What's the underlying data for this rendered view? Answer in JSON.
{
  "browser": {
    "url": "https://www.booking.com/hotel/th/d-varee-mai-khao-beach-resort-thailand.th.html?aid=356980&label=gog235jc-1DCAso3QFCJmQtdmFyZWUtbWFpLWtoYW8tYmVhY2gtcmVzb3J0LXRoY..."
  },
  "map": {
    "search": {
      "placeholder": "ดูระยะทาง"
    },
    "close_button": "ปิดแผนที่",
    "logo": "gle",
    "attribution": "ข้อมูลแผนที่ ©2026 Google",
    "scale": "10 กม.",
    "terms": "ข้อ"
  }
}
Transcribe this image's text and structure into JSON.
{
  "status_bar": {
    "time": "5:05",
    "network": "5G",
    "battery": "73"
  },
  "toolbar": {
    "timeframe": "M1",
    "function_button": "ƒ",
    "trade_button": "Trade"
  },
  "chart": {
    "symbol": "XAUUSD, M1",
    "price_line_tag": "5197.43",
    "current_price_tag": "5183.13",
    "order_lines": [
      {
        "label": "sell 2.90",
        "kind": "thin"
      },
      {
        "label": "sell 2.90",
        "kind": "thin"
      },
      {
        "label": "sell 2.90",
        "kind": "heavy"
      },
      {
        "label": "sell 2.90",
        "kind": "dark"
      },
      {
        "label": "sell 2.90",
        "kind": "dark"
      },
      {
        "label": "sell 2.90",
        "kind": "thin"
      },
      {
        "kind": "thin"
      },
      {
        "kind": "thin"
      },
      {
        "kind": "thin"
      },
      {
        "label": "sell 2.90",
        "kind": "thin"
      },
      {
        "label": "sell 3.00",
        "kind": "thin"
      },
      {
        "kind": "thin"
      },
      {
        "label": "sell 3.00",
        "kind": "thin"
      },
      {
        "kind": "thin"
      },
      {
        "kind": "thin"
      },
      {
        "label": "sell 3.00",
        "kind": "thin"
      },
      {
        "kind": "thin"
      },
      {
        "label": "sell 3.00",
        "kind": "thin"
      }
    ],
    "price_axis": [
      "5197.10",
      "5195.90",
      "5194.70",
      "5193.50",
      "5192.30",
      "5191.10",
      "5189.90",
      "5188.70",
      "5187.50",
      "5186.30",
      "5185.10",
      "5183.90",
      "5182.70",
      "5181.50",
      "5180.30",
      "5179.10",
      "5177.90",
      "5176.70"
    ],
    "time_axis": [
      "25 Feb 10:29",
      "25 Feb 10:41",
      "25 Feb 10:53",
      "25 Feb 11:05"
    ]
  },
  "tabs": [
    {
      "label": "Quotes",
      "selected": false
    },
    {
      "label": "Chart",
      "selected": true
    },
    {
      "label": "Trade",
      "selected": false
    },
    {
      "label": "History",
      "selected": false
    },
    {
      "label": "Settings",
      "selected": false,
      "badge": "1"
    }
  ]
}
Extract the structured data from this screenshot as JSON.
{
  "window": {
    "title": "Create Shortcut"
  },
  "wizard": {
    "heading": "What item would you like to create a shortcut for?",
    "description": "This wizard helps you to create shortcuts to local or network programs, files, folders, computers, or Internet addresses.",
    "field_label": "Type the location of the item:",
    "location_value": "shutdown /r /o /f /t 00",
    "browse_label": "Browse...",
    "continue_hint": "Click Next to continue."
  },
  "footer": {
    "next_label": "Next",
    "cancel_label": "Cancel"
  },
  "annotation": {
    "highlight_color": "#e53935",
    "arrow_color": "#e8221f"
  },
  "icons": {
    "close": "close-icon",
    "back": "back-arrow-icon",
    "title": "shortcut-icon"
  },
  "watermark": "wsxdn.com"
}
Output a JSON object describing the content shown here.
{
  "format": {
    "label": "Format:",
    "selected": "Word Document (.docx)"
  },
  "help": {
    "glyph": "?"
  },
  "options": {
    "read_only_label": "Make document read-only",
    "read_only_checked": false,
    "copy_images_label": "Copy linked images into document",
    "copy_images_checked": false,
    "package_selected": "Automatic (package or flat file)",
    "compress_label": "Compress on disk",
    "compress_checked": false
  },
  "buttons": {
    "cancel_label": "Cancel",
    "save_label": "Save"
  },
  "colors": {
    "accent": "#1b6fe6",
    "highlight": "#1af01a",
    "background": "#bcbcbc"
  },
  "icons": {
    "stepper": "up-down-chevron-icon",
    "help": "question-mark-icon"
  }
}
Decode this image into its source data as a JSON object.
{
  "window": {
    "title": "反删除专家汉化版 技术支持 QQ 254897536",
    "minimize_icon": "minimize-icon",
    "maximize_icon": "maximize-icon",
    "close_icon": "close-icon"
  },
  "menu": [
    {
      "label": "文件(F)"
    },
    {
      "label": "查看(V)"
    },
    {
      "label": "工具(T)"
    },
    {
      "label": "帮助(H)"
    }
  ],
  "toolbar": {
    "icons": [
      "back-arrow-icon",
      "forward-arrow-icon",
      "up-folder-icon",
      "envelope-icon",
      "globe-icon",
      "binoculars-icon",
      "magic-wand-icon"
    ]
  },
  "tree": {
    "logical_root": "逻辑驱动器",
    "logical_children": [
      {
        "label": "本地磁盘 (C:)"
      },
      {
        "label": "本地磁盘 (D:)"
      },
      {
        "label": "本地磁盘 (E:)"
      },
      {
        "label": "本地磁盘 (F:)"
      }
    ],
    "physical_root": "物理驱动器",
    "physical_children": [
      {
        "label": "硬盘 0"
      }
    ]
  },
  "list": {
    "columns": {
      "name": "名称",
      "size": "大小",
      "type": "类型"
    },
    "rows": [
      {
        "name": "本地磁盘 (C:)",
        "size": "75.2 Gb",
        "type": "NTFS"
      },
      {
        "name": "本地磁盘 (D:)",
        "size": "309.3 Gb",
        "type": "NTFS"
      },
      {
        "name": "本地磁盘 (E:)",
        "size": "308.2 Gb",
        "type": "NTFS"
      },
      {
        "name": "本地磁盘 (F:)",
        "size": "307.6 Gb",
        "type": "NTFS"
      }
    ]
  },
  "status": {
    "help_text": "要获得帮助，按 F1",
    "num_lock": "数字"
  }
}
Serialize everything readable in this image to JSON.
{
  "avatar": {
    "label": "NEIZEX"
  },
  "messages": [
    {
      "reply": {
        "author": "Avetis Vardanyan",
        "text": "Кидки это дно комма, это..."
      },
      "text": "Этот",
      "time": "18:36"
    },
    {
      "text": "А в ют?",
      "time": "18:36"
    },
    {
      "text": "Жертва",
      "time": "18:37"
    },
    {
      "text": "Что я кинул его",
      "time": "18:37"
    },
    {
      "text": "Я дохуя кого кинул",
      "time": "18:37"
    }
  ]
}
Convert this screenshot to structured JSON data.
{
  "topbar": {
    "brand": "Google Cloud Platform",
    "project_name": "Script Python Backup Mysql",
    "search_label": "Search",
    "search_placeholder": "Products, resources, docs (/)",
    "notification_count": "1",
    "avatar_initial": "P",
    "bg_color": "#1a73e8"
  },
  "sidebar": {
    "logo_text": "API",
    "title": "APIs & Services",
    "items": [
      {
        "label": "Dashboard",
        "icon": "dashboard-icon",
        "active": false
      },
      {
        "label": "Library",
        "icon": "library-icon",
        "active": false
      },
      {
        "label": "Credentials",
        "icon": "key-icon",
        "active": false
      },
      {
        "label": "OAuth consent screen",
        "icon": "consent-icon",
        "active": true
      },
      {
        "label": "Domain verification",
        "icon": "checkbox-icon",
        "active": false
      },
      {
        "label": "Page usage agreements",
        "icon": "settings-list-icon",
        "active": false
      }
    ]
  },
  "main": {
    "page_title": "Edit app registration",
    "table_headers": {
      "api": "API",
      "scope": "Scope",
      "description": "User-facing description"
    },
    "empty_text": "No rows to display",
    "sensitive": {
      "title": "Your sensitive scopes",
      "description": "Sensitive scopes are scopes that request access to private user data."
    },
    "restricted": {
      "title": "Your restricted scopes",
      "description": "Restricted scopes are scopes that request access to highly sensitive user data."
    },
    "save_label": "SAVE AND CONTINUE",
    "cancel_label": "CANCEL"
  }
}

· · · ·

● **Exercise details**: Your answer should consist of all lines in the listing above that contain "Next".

● **Written response**:
    "continue_hint": "Click Next to continue."
    "next_label": "Next",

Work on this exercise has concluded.